Finally, Naz and Maalik, the first feature from Jay Dockendorf, portrays its main characters’ secret affection against the claustrophobic backdrop of post-9/11 New York City. This sweet coming-of-age story, notably the first to present queer love between practicing Muslims, will resonate with those who grew up, and sought to find connection, in an unforgiving environment.

The film’s sweeter, more subtle moments, however, defy stereotypes of Muslim life in America. For those currently embarking on an exploration of themselves, Naz and Maalik provides a hopeful, tender portrait of the beauty that can be attained away from public view. It deftly illuminates the ‘double jeopardy’ position occupied by queer African-American males in America, situating the state - represented by two dodgy white CIA agents - as the villains.

Its understated shots produce beauty and light, illuminating the connection between the two young leads.
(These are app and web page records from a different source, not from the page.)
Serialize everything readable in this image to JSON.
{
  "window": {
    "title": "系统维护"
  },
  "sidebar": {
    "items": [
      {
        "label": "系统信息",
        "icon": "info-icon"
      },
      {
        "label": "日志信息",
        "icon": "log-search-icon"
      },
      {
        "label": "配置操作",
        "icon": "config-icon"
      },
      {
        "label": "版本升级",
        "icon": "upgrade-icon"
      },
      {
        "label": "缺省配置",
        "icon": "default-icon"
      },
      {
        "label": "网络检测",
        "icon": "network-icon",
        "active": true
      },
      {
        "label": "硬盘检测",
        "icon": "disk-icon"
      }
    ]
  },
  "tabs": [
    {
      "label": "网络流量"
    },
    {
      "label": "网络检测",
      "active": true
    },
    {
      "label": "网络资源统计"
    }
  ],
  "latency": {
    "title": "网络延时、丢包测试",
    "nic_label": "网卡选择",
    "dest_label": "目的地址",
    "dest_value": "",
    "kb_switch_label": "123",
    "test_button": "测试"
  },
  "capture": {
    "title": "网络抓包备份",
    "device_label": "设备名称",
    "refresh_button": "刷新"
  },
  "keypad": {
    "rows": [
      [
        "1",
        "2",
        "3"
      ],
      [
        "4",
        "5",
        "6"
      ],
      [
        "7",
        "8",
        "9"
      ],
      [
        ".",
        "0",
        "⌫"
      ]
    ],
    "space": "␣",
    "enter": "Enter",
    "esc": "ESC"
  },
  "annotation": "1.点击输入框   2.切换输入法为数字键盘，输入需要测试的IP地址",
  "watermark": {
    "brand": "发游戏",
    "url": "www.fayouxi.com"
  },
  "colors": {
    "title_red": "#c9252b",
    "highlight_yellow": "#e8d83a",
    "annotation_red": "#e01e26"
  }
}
Reminiscent of Andrew Haigh’s BFI Flare hit, Weekend, yet told from an under-represented perspective, Naz and Maalik is a rare gem.

Alex & Ali screens on Sat 28th November in Genesis Cinema.
The Turkish Boat screens on Sat 28th November in Rio Cinema, followed by a Q&A. 
Naz & Maalik screens on Sun 29th November in Rio Cinema.


Fringe! sexual health strand opens the festival tonight!

Posted on Mon 03 Nov by VirginieR / Sexual Health, Event, Open Discussion

Fringe! opens the discussion tonight with the very first event of its 4th edition, Let's Talk About LGBT Sex and DrugsJoin us at 7pm at The Joiners Arms in Shoreditch and share your point of view on sex and drug use amongst the LGBT community in London. 

The event is organised as part of our sexual health strand that takes place throughout the length of the festival. Mélange of forum of discussion, film, podcast, and debate, Fringe! sexual health strand provides an open space for everyone to reflect and share their point of view on current LGBT issues. Among the events you need to have your eyes on are Terrence Higgins Trust's Luber starting tomorrow, Bottom's Hour podcast (7th-9th November), No Magic Bullet / We are Positive (8th November) and Act Up: Pills, Politics and Promiscuity (9th November). 

See you tonight!